Top of EXTRACTED MATERIAL

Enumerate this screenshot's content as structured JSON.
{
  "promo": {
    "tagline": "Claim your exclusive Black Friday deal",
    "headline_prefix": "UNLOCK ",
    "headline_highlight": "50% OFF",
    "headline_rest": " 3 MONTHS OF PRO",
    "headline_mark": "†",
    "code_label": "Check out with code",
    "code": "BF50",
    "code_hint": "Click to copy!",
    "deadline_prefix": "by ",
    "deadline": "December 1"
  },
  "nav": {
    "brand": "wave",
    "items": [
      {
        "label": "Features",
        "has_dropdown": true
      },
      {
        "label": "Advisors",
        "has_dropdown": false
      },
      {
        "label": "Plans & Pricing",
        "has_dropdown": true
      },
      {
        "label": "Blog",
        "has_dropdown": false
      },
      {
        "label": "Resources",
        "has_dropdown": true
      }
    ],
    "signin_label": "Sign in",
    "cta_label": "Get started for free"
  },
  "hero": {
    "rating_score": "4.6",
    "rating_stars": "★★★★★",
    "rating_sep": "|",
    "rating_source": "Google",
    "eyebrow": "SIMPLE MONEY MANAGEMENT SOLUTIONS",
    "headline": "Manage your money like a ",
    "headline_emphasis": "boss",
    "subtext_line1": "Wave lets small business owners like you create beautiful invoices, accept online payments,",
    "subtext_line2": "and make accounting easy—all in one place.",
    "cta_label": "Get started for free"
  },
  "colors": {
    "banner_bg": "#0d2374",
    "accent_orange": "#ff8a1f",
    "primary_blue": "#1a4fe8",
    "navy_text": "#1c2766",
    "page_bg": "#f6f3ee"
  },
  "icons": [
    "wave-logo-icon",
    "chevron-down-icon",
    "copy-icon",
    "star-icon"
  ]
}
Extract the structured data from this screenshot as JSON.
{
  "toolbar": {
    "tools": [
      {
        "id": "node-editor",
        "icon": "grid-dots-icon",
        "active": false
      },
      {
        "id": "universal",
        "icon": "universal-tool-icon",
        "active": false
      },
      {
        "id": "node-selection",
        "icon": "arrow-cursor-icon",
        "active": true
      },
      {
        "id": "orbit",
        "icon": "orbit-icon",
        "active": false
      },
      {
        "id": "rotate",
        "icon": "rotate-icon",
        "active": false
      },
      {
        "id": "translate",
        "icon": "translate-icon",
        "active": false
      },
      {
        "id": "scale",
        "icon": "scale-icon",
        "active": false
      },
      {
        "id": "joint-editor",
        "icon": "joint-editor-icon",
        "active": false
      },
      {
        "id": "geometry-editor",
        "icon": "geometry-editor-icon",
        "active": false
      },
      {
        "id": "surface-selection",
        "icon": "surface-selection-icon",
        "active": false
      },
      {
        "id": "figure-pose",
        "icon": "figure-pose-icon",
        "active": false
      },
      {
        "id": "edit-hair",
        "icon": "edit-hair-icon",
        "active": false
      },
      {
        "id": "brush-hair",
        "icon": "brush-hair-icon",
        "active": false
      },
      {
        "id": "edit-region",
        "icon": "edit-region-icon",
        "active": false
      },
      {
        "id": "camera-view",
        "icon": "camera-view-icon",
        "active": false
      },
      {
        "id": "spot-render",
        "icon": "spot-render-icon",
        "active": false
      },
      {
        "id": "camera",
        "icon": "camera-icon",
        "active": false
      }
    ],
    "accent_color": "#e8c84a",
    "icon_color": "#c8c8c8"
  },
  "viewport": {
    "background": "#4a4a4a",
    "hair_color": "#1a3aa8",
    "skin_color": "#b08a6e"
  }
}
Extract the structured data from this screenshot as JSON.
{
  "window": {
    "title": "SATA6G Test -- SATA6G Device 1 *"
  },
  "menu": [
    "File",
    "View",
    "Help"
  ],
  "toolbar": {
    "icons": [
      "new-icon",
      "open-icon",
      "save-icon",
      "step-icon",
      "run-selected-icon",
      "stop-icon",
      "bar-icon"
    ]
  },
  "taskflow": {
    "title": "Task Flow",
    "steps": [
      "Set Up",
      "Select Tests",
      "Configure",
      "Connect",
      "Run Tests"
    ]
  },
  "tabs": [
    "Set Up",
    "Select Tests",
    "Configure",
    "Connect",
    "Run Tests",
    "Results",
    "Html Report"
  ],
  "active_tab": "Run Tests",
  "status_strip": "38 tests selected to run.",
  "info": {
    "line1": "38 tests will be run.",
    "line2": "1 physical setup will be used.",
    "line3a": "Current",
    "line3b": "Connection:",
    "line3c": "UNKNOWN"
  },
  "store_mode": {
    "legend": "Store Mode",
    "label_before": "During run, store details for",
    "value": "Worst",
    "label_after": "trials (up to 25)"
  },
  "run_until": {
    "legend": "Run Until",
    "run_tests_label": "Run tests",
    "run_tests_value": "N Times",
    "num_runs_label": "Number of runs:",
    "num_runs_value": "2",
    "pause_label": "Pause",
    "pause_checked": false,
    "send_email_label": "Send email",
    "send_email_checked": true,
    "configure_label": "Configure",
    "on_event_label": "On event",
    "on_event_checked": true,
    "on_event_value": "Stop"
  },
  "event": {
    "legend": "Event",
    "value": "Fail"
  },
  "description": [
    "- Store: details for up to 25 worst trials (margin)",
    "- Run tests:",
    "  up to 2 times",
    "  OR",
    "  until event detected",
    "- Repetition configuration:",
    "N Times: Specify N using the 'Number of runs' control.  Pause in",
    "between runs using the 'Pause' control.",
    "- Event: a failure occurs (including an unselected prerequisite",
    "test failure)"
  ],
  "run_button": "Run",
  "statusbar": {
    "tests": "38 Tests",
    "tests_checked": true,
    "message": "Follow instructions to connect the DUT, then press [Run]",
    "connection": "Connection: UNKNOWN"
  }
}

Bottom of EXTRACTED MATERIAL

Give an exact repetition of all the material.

Enumerate this screenshot's content as structured JSON.
{
  "promo": {
    "tagline": "Claim your exclusive Black Friday deal",
    "headline_prefix": "UNLOCK ",
    "headline_highlight": "50% OFF",
    "headline_rest": " 3 MONTHS OF PRO",
    "headline_mark": "†",
    "code_label": "Check out with code",
    "code": "BF50",
    "code_hint": "Click to copy!",
    "deadline_prefix": "by ",
    "deadline": "December 1"
  },
  "nav": {
    "brand": "wave",
    "items": [
      {
        "label": "Features",
        "has_dropdown": true
      },
      {
        "label": "Advisors",
        "has_dropdown": false
      },
      {
        "label": "Plans & Pricing",
        "has_dropdown": true
      },
      {
        "label": "Blog",
        "has_dropdown": false
      },
      {
        "label": "Resources",
        "has_dropdown": true
      }
    ],
    "signin_label": "Sign in",
    "cta_label": "Get started for free"
  },
  "hero": {
    "rating_score": "4.6",
    "rating_stars": "★★★★★",
    "rating_sep": "|",
    "rating_source": "Google",
    "eyebrow": "SIMPLE MONEY MANAGEMENT SOLUTIONS",
    "headline": "Manage your money like a ",
    "headline_emphasis": "boss",
    "subtext_line1": "Wave lets small business owners like you create beautiful invoices, accept online payments,",
    "subtext_line2": "and make accounting easy—all in one place.",
    "cta_label": "Get started for free"
  },
  "colors": {
    "banner_bg": "#0d2374",
    "accent_orange": "#ff8a1f",
    "primary_blue": "#1a4fe8",
    "navy_text": "#1c2766",
    "page_bg": "#f6f3ee"
  },
  "icons": [
    "wave-logo-icon",
    "chevron-down-icon",
    "copy-icon",
    "star-icon"
  ]
}
Extract the structured data from this screenshot as JSON.
{
  "toolbar": {
    "tools": [
      {
        "id": "node-editor",
        "icon": "grid-dots-icon",
        "active": false
      },
      {
        "id": "universal",
        "icon": "universal-tool-icon",
        "active": false
      },
      {
        "id": "node-selection",
        "icon": "arrow-cursor-icon",
        "active": true
      },
      {
        "id": "orbit",
        "icon": "orbit-icon",
        "active": false
      },
      {
        "id": "rotate",
        "icon": "rotate-icon",
        "active": false
      },
      {
        "id": "translate",
        "icon": "translate-icon",
        "active": false
      },
      {
        "id": "scale",
        "icon": "scale-icon",
        "active": false
      },
      {
        "id": "joint-editor",
        "icon": "joint-editor-icon",
        "active": false
      },
      {
        "id": "geometry-editor",
        "icon": "geometry-editor-icon",
        "active": false
      },
      {
        "id": "surface-selection",
        "icon": "surface-selection-icon",
        "active": false
      },
      {
        "id": "figure-pose",
        "icon": "figure-pose-icon",
        "active": false
      },
      {
        "id": "edit-hair",
        "icon": "edit-hair-icon",
        "active": false
      },
      {
        "id": "brush-hair",
        "icon": "brush-hair-icon",
        "active": false
      },
      {
        "id": "edit-region",
        "icon": "edit-region-icon",
        "active": false
      },
      {
        "id": "camera-view",
        "icon": "camera-view-icon",
        "active": false
      },
      {
        "id": "spot-render",
        "icon": "spot-render-icon",
        "active": false
      },
      {
        "id": "camera",
        "icon": "camera-icon",
        "active": false
      }
    ],
    "accent_color": "#e8c84a",
    "icon_color": "#c8c8c8"
  },
  "viewport": {
    "background": "#4a4a4a",
    "hair_color": "#1a3aa8",
    "skin_color": "#b08a6e"
  }
}
Extract the structured data from this screenshot as JSON.
{
  "window": {
    "title": "SATA6G Test -- SATA6G Device 1 *"
  },
  "menu": [
    "File",
    "View",
    "Help"
  ],
  "toolbar": {
    "icons": [
      "new-icon",
      "open-icon",
      "save-icon",
      "step-icon",
      "run-selected-icon",
      "stop-icon",
      "bar-icon"
    ]
  },
  "taskflow": {
    "title": "Task Flow",
    "steps": [
      "Set Up",
      "Select Tests",
      "Configure",
      "Connect",
      "Run Tests"
    ]
  },
  "tabs": [
    "Set Up",
    "Select Tests",
    "Configure",
    "Connect",
    "Run Tests",
    "Results",
    "Html Report"
  ],
  "active_tab": "Run Tests",
  "status_strip": "38 tests selected to run.",
  "info": {
    "line1": "38 tests will be run.",
    "line2": "1 physical setup will be used.",
    "line3a": "Current",
    "line3b": "Connection:",
    "line3c": "UNKNOWN"
  },
  "store_mode": {
    "legend": "Store Mode",
    "label_before": "During run, store details for",
    "value": "Worst",
    "label_after": "trials (up to 25)"
  },
  "run_until": {
    "legend": "Run Until",
    "run_tests_label": "Run tests",
    "run_tests_value": "N Times",
    "num_runs_label": "Number of runs:",
    "num_runs_value": "2",
    "pause_label": "Pause",
    "pause_checked": false,
    "send_email_label": "Send email",
    "send_email_checked": true,
    "configure_label": "Configure",
    "on_event_label": "On event",
    "on_event_checked": true,
    "on_event_value": "Stop"
  },
  "event": {
    "legend": "Event",
    "value": "Fail"
  },
  "description": [
    "- Store: details for up to 25 worst trials (margin)",
    "- Run tests:",
    "  up to 2 times",
    "  OR",
    "  until event detected",
    "- Repetition configuration:",
    "N Times: Specify N using the 'Number of runs' control.  Pause in",
    "between runs using the 'Pause' control.",
    "- Event: a failure occurs (including an unselected prerequisite",
    "test failure)"
  ],
  "run_button": "Run",
  "statusbar": {
    "tests": "38 Tests",
    "tests_checked": true,
    "message": "Follow instructions to connect the DUT, then press [Run]",
    "connection": "Connection: UNKNOWN"
  }
}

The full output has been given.